I’ve been there, trust me, I’ve been there.
The well thought out lesson, great Biblical content, and some nice power point slides. You are ready to teach God’s Word!
Except Sunday comes around and, well, you know how this goes. Some kids look asleep, others look like they cannot stop moving, and the same two kids answer all the questions.
Which begs the question, “How do I teach these kids effectively?”
One of the things we do not take into account when we teach is learning styles. All preteens are not created equal; they all learn differently. If you work your way around the learning cycle you will effectively be catering to every preteen’s learning style and keeping them engaged. Here are the four segments of the learning cycle (with examples from the story of David and Goliath).
The Imaginative Learner (Hook)
The Imaginative Learners can help the whole class establish the “why” of the lesson. Why study this subject? Why is it important? They can draw on past knowledge and experiences and share with their peers why everyone should pay attention to this subject. This part grab’s their attention!
Imaginative Learners ask the question: Why do I need to know this?
Example: Show pictures of armor and gear from the Bible. Bring in a slingshot and 5 stones.
The Analytic Learner (Book)
This learner will excel in learning information in Scripture that brings content to feelings. The teacher in this quadrant needs to add new facts to what is already known. Analytic Learners ask the “what” question.
Analytic Learners ask the question: What do I need to know?
Example: Telling the entire story via a live skit.
The Common Sense Learner (Look)
These students pick up on the practical side of the problem. Common Sense Learners do not feel that it is enough to know the content about the subject. They must find how to put what they know into practice, make it usable. They answer the “how”.
Common Sense Learners ask the question: How do I use what I know?
Example: (say) Trust God with what He asks you to do like David did!
The Dynamic Learners (Took)
This last portion asks students to add a part of themselves to what they’ve learned, to find creative ways for the whole class to take the lesson home with them.
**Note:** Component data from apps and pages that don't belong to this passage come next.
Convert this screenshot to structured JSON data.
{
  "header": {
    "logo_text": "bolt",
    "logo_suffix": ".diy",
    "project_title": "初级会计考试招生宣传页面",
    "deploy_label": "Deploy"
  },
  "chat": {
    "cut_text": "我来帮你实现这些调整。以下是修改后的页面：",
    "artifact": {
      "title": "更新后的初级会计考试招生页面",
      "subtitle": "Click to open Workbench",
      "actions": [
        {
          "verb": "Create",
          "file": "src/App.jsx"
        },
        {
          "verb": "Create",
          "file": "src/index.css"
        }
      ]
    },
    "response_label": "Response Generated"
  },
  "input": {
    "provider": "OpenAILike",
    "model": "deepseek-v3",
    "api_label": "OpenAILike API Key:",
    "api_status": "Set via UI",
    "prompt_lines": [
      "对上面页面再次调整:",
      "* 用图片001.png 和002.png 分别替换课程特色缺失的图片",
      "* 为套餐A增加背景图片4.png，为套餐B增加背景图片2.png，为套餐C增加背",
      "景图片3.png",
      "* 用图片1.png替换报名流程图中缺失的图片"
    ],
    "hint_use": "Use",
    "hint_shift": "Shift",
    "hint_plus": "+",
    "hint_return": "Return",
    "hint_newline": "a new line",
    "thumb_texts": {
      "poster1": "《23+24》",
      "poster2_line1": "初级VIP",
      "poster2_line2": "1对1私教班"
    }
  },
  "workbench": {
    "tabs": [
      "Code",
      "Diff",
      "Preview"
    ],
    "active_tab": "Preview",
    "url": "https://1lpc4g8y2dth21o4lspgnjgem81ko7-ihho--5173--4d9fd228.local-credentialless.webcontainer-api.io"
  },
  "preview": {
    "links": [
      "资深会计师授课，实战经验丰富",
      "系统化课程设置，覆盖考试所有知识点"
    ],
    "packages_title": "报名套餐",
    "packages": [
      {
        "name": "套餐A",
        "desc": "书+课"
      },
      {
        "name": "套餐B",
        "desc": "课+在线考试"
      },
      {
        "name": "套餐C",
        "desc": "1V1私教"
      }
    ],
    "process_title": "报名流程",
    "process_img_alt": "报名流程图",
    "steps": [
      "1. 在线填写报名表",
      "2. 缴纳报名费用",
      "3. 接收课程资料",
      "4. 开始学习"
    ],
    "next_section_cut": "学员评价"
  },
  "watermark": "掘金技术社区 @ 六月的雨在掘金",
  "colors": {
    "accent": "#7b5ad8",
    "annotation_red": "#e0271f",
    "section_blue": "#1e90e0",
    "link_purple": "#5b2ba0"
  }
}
They enlarge the concept and add creative ideas.
Dynamic Learners ask the question: What can this become?
Example: In small groups, have students explain when they are afraid to follow God and talk through it as a group.
When you structure your lessons from now on, try structuring them in such a way that you cover each of these learning styles.